The central premise to The Invention of Lying is that humanity never discovered the concept of deception. Nobody ever lies, not even by omission. No little white lies to cover up your mistakes, no holding back to spare someone’s feelings, no sales pitches on television, no fictional entertainment at all. Every thought and emotion you have comes out of your mouth, the hurtful dirty truth, all day every day.
What a cool idea for a movie!
The first thing the movie does is shows you how different this strange, alien world is. A man shows up at a woman’s department for a date. “I’m disappointed you’re early,” she says. “I was upstairs masturbating.”
“That makes me think of your vagina,” the man replies.
An exchange like this would be completely unrealistic in any other movie, in any other setting. But here one has been constructed where it’s not only possible, but inevitable. It’s one thing to have a world where no one deliberately lies; it’s another to have one where everyone is constantly bound to tell the truth. Right away it is hammered into our heads which one we’re in.
A few scenes later, a Coke commercial: “Hi. I’m here to sell you Coke. We know you’re already buying Coke. I just wanted to ask you to please continue buying Coke. I’m Bob. I work for Coke. Just letting you know that Coke is still out there, and it’s still available for sale. Please do not stop buying Coke. Thank you.”
The tagline: “Coke. It’s very popular.”
The premise alone would have been enough to carry the film. Ninety minutes of this absurdity would have been just fine by me, but there is a plot, and it is this: one man, suddenly, develops the ability to lie. The film is about how this man manages to take over the entire world.
Well, not exactly. He does manage to become incredibly wealthy and successful, and inadvertently invents the world’s first religion. The movie is about the man’s struggles to use his new superpower to win the heart of the woman of his dreams who, upon many occasions, has told him she doesn’t want little fat kids with snub noses. Lies can make you rich and famous, but they can’t make you skinny or fix your snub nose, so he’s out of luck. She’s off to marry some rich handsome prick. That’s life, even in a world of truth.

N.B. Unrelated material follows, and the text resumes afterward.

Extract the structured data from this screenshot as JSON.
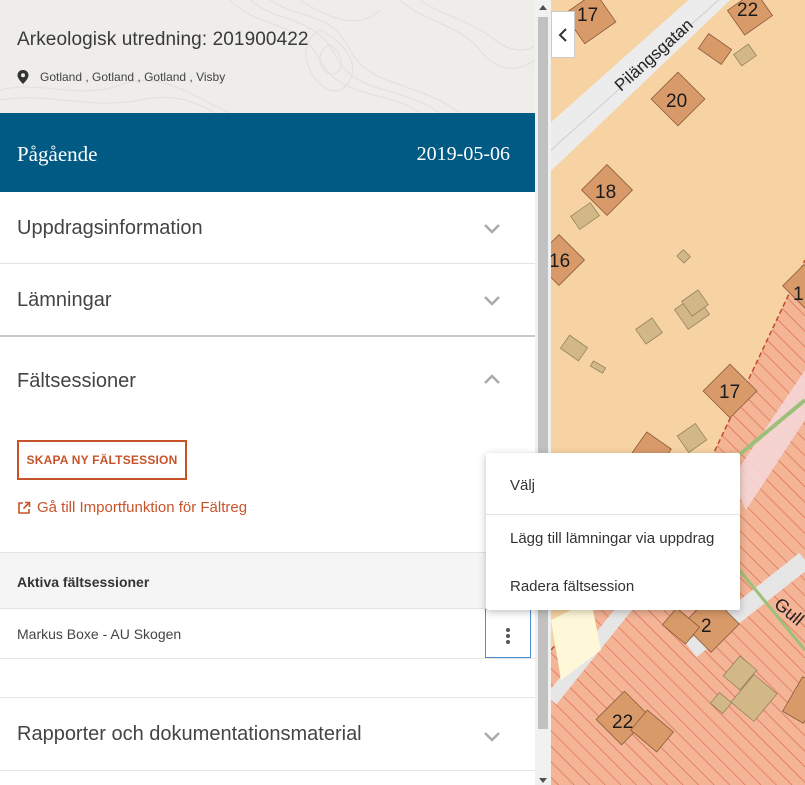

One of my favorite aspects of the film was the kind of lies the man told. Everyone lies in our world, and the trick to getting someone to believe your lies is to weave them realistically. Make them believable. If I were to tell you, “I found a $10 bill on the ground today,” you might believe me; it’s entirely realistic. Even if I didn’t find a tenner, what have you lose if you take me at my word? Very little. But if I said, “You owe me $10,” you would be more skeptical. You didn’t loan me ten bucks. You don’t want to give me ten bucks. “I don’t owe you anything. Go away.”
In a world where people aren’t as guarded, though, any lie you tell can become a self-fulfilling prophecy. “You owe me $10.” “Do I? I must have forgotten. Here you go.”
So this guy, this only-guy-in-the-world-who-can-lie guy, goes around telling fantastic whoppers. Did you know he invented the bicycle? And that he saved a baby from a burning jam factory? And that if you don’t have sex with him right now the entire world is going to end?
Of course his lies get him into trouble. Not because he has to keep lying in order to keep his stack of cards standing, the way we might… but because everyone believes him. When he tells an outlandish story about how we all get mansions in the clouds when we die, people can’t leave it alone. How big is the mansion? Do all my friends get mansions? Can they come live with me in my mansion? If they come live in my mansion what happens to their mansion? It’s the opposite of the boy who cried wolf.
That’s why I recommend this film. It’s hysterical all the way through, both in the interesting world put on display and in how the story about the main character develops his new-found ability. I wouldn’t lie to you, would I?
By the way, you owe me $10.